Under President Robert I. White, the Blossom Festival School emerged as a collaboration with the Cleveland Orchestra's Blossom Music Center. The Kent State University faculty in conjunction with the Cleveland Orchestra musicians became a hot commodity, as students from all over the world competed for a chance to study under the newly created partnership.
By 1971, the Porthouse Theatre was created--thanks to a gift from Cyril Porthouse, an industrialist. Summer nights were soon filled with captive audiences, listening to musicals and enjoying a plethora of comedies and dramas!
|Posted by [email protected] on March 5, 2014 at 8:35 AM||comments (0)|
In 1991, Carol Cartwright became the first female president to serve at a state university in Ohio. As the tenth president of Kent State, Cartwright decided her presidency would include remodeling scholarship and committing the university to cultural diversity. Members of the search committee were quoted, as being blown away during the interview process--her "can do optimism," was exactly what the committee hoped to have in a candidate. The Board of Trustees was rumored as having a mandate to cultivate corporate donors, a task Cartwright met effortlessly. Cartwright quickly established the Founder Scholars Program, which grew to $1 million dollars a year after her inauguration.
Cartwright was born in 1941 in Sioux City, Iowa. She received her bachelor's degree from the University of Wisconsin-Whitewater, and her master's and doctoral degrees from the University of Pittsburgh. Before arriving at Kent State University, she was the Vice Chancellor for Academic Affairs at the University of California at Davis. Cartwright also maintained leadership roles in a variety of other avenues, including the chair of the Board of Directors of the American Association for Higher Education and served on the boards of the American Council on Education, the National Association of State Universities and Land-Grant Colleges, the American Association of Colleges and Universities and National Public Radio.
During her first year at KSU, Cartwright was diagnosed with breast cancer, and was faced with the challenge of requiring immediate surgery. However, within five-days she returned to her presidential duties and would become an advocate for breast cancer research! By 1992 Cartwright developed KSU’s Diversity Planning Committee, which overtime resulted in more staff posts held by members of historically underrepresented communities. Additionally, during Cartwright’s tenure, the campus saw a wide range of expansion projects, including the development of what is now called the Wellness Center, renovations to various departments, such as geography, anthropology, sociology and the creation of ultra-modern residence halls in the 90s.
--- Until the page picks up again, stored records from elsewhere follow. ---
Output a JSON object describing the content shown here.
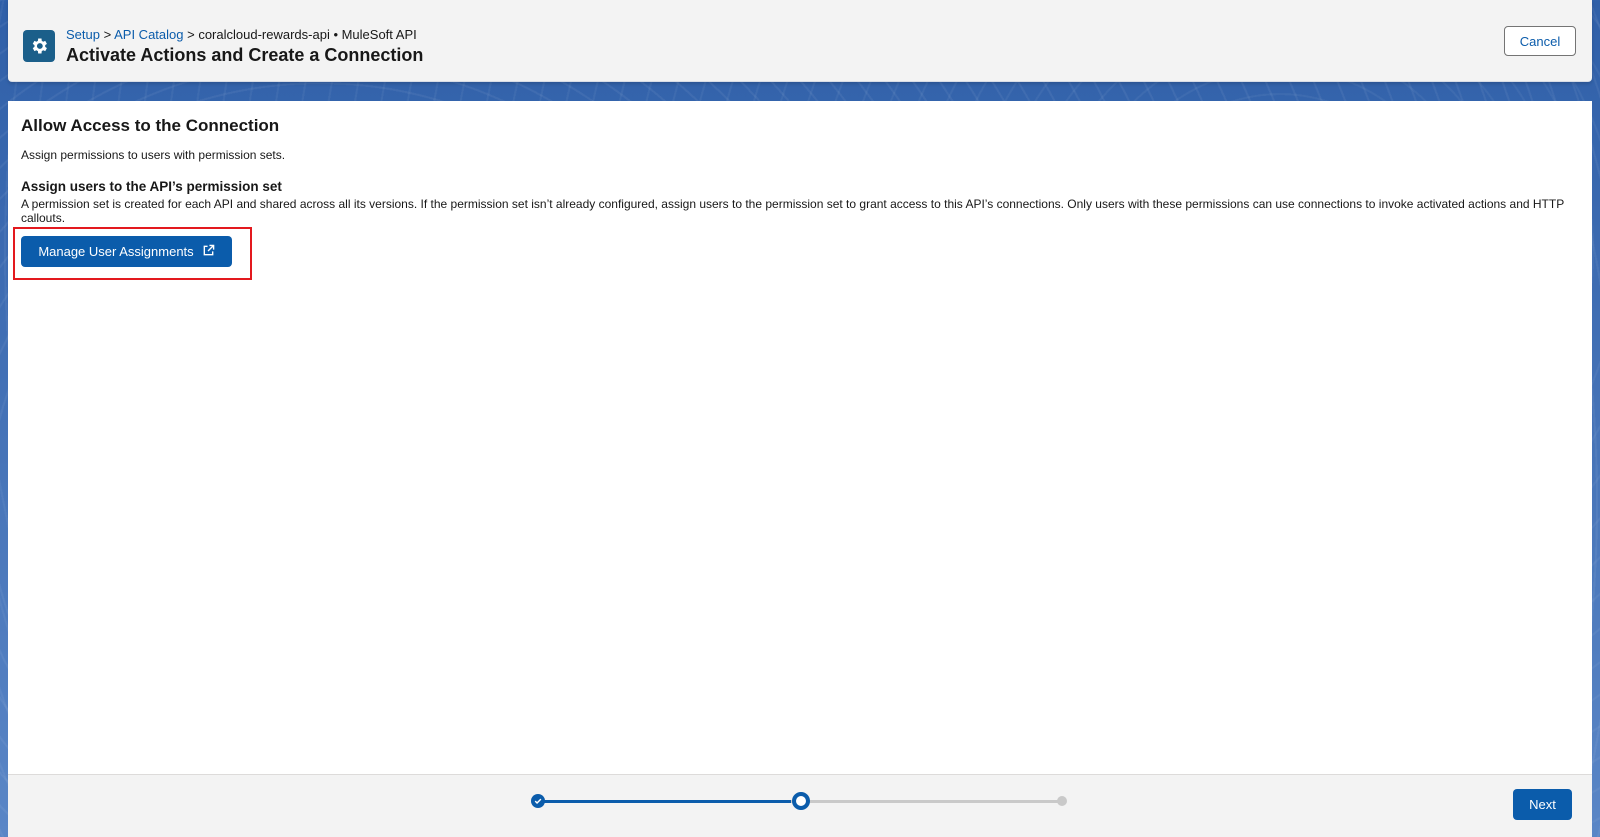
{
  "header": {
    "breadcrumb": {
      "items": [
        {
          "label": "Setup",
          "link": true
        },
        {
          "label": "API Catalog",
          "link": true
        },
        {
          "label": "coralcloud-rewards-api • MuleSoft API",
          "link": false
        }
      ],
      "separator": ">"
    },
    "title": "Activate Actions and Create a Connection",
    "cancel_label": "Cancel",
    "icon": "gear-icon"
  },
  "main": {
    "section_title": "Allow Access to the Connection",
    "section_description": "Assign permissions to users with permission sets.",
    "subsection_title": "Assign users to the API’s permission set",
    "subsection_description": "A permission set is created for each API and shared across all its versions. If the permission set isn’t already configured, assign users to the permission set to grant access to this API’s connections. Only users with these permissions can use connections to invoke activated actions and HTTP callouts.",
    "manage_button_label": "Manage User Assignments",
    "manage_button_icon": "external-link-icon"
  },
  "footer": {
    "progress": {
      "steps": [
        "complete",
        "active",
        "upcoming"
      ],
      "current_step": 2,
      "total_steps": 3
    },
    "next_label": "Next"
  },
  "colors": {
    "brand": "#0b5cab",
    "highlight": "#e3191e",
    "header_icon_bg": "#1b5f8a"
  }
}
Cartwright faced some challenges during her presidency, including a rancorous relationship with faculty during a 1999 “protracted collective bargaining” disagreement where there were issues surrounding salaries and faculty members intellectual property. In 1998, students protested the university’s plans to change the parking lots adjacent to Taylor and Prentice Hall, an area close to where the Kent State Shootings of May 4, 1970 occurred. Cartwright later decided to place commemorative markers honoring the four slain students.
After fourteen years of service, Cartwright announced her retirement in 2005, but by 2009 she became the President of Bowling Green State University. In 2002, KSU renovated the University’s Auditorium and renamed it in honor of Cartwright.
Source: A Most Noble Enterprise: The Story of Kent State University, 1910-2010 by William H. Hildebrand